▸ WHAT THE EXERCISE ASKS
Each entry that appears below should be restated word for word.
—————
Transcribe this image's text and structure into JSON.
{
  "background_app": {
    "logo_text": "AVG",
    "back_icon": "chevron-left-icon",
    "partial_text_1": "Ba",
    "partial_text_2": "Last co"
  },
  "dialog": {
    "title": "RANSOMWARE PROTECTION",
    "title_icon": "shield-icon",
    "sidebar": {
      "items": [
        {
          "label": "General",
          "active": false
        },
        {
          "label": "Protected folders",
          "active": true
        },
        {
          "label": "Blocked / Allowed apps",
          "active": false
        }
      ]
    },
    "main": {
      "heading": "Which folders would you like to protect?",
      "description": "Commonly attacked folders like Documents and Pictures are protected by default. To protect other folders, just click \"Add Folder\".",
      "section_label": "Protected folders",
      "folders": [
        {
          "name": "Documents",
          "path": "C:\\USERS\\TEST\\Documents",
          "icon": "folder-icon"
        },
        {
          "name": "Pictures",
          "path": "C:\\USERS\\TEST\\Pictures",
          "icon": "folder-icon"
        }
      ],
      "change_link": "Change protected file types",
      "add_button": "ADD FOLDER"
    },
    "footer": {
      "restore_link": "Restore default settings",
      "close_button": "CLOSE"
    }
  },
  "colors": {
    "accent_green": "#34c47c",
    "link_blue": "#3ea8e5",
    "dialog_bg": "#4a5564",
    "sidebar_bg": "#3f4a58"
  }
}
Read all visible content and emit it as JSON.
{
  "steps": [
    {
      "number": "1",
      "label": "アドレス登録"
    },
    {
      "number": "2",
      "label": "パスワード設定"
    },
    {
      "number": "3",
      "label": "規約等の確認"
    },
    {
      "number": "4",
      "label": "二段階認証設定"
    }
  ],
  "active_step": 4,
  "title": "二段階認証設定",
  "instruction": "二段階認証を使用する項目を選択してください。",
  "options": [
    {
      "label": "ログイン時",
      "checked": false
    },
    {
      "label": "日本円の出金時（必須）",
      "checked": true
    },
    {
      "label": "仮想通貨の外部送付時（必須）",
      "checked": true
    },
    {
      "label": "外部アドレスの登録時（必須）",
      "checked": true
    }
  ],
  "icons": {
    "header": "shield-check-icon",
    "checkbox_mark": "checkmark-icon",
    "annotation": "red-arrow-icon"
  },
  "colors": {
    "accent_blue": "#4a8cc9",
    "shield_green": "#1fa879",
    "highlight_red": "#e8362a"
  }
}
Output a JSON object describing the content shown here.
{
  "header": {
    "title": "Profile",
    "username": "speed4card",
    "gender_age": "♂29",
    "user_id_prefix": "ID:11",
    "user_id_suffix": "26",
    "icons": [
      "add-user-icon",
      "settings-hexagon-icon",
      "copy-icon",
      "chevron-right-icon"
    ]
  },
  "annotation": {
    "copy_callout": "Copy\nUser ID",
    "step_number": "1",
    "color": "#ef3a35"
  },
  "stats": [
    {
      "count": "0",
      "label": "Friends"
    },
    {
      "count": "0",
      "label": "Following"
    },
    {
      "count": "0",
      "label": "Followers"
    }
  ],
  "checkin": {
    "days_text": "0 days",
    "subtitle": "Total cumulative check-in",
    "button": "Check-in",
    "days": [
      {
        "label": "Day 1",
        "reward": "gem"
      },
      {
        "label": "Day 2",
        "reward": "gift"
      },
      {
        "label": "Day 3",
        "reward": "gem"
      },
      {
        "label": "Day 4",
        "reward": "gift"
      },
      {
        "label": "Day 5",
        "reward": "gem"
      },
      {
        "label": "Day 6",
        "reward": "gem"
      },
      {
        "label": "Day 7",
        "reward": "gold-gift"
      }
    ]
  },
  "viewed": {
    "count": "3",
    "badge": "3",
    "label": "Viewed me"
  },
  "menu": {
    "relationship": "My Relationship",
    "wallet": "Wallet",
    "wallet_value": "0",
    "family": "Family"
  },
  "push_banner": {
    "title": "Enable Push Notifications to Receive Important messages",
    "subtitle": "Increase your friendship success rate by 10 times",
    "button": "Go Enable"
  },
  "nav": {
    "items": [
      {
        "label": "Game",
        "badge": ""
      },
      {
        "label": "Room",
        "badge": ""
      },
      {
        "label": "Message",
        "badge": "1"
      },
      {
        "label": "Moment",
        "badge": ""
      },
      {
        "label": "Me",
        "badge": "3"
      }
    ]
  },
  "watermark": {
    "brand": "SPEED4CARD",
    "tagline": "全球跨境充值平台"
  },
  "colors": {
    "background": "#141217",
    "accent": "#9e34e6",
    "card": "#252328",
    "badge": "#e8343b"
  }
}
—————
▸ RESPONSE
Transcribe this image's text and structure into JSON.
{
  "background_app": {
    "logo_text": "AVG",
    "back_icon": "chevron-left-icon",
    "partial_text_1": "Ba",
    "partial_text_2": "Last co"
  },
  "dialog": {
    "title": "RANSOMWARE PROTECTION",
    "title_icon": "shield-icon",
    "sidebar": {
      "items": [
        {
          "label": "General",
          "active": false
        },
        {
          "label": "Protected folders",
          "active": true
        },
        {
          "label": "Blocked / Allowed apps",
          "active": false
        }
      ]
    },
    "main": {
      "heading": "Which folders would you like to protect?",
      "description": "Commonly attacked folders like Documents and Pictures are protected by default. To protect other folders, just click \"Add Folder\".",
      "section_label": "Protected folders",
      "folders": [
        {
          "name": "Documents",
          "path": "C:\\USERS\\TEST\\Documents",
          "icon": "folder-icon"
        },
        {
          "name": "Pictures",
          "path": "C:\\USERS\\TEST\\Pictures",
          "icon": "folder-icon"
        }
      ],
      "change_link": "Change protected file types",
      "add_button": "ADD FOLDER"
    },
    "footer": {
      "restore_link": "Restore default settings",
      "close_button": "CLOSE"
    }
  },
  "colors": {
    "accent_green": "#34c47c",
    "link_blue": "#3ea8e5",
    "dialog_bg": "#4a5564",
    "sidebar_bg": "#3f4a58"
  }
}
Read all visible content and emit it as JSON.
{
  "steps": [
    {
      "number": "1",
      "label": "アドレス登録"
    },
    {
      "number": "2",
      "label": "パスワード設定"
    },
    {
      "number": "3",
      "label": "規約等の確認"
    },
    {
      "number": "4",
      "label": "二段階認証設定"
    }
  ],
  "active_step": 4,
  "title": "二段階認証設定",
  "instruction": "二段階認証を使用する項目を選択してください。",
  "options": [
    {
      "label": "ログイン時",
      "checked": false
    },
    {
      "label": "日本円の出金時（必須）",
      "checked": true
    },
    {
      "label": "仮想通貨の外部送付時（必須）",
      "checked": true
    },
    {
      "label": "外部アドレスの登録時（必須）",
      "checked": true
    }
  ],
  "icons": {
    "header": "shield-check-icon",
    "checkbox_mark": "checkmark-icon",
    "annotation": "red-arrow-icon"
  },
  "colors": {
    "accent_blue": "#4a8cc9",
    "shield_green": "#1fa879",
    "highlight_red": "#e8362a"
  }
}
Output a JSON object describing the content shown here.
{
  "header": {
    "title": "Profile",
    "username": "speed4card",
    "gender_age": "♂29",
    "user_id_prefix": "ID:11",
    "user_id_suffix": "26",
    "icons": [
      "add-user-icon",
      "settings-hexagon-icon",
      "copy-icon",
      "chevron-right-icon"
    ]
  },
  "annotation": {
    "copy_callout": "Copy\nUser ID",
    "step_number": "1",
    "color": "#ef3a35"
  },
  "stats": [
    {
      "count": "0",
      "label": "Friends"
    },
    {
      "count": "0",
      "label": "Following"
    },
    {
      "count": "0",
      "label": "Followers"
    }
  ],
  "checkin": {
    "days_text": "0 days",
    "subtitle": "Total cumulative check-in",
    "button": "Check-in",
    "days": [
      {
        "label": "Day 1",
        "reward": "gem"
      },
      {
        "label": "Day 2",
        "reward": "gift"
      },
      {
        "label": "Day 3",
        "reward": "gem"
      },
      {
        "label": "Day 4",
        "reward": "gift"
      },
      {
        "label": "Day 5",
        "reward": "gem"
      },
      {
        "label": "Day 6",
        "reward": "gem"
      },
      {
        "label": "Day 7",
        "reward": "gold-gift"
      }
    ]
  },
  "viewed": {
    "count": "3",
    "badge": "3",
    "label": "Viewed me"
  },
  "menu": {
    "relationship": "My Relationship",
    "wallet": "Wallet",
    "wallet_value": "0",
    "family": "Family"
  },
  "push_banner": {
    "title": "Enable Push Notifications to Receive Important messages",
    "subtitle": "Increase your friendship success rate by 10 times",
    "button": "Go Enable"
  },
  "nav": {
    "items": [
      {
        "label": "Game",
        "badge": ""
      },
      {
        "label": "Room",
        "badge": ""
      },
      {
        "label": "Message",
        "badge": "1"
      },
      {
        "label": "Moment",
        "badge": ""
      },
      {
        "label": "Me",
        "badge": "3"
      }
    ]
  },
  "watermark": {
    "brand": "SPEED4CARD",
    "tagline": "全球跨境充值平台"
  },
  "colors": {
    "background": "#141217",
    "accent": "#9e34e6",
    "card": "#252328",
    "badge": "#e8343b"
  }
}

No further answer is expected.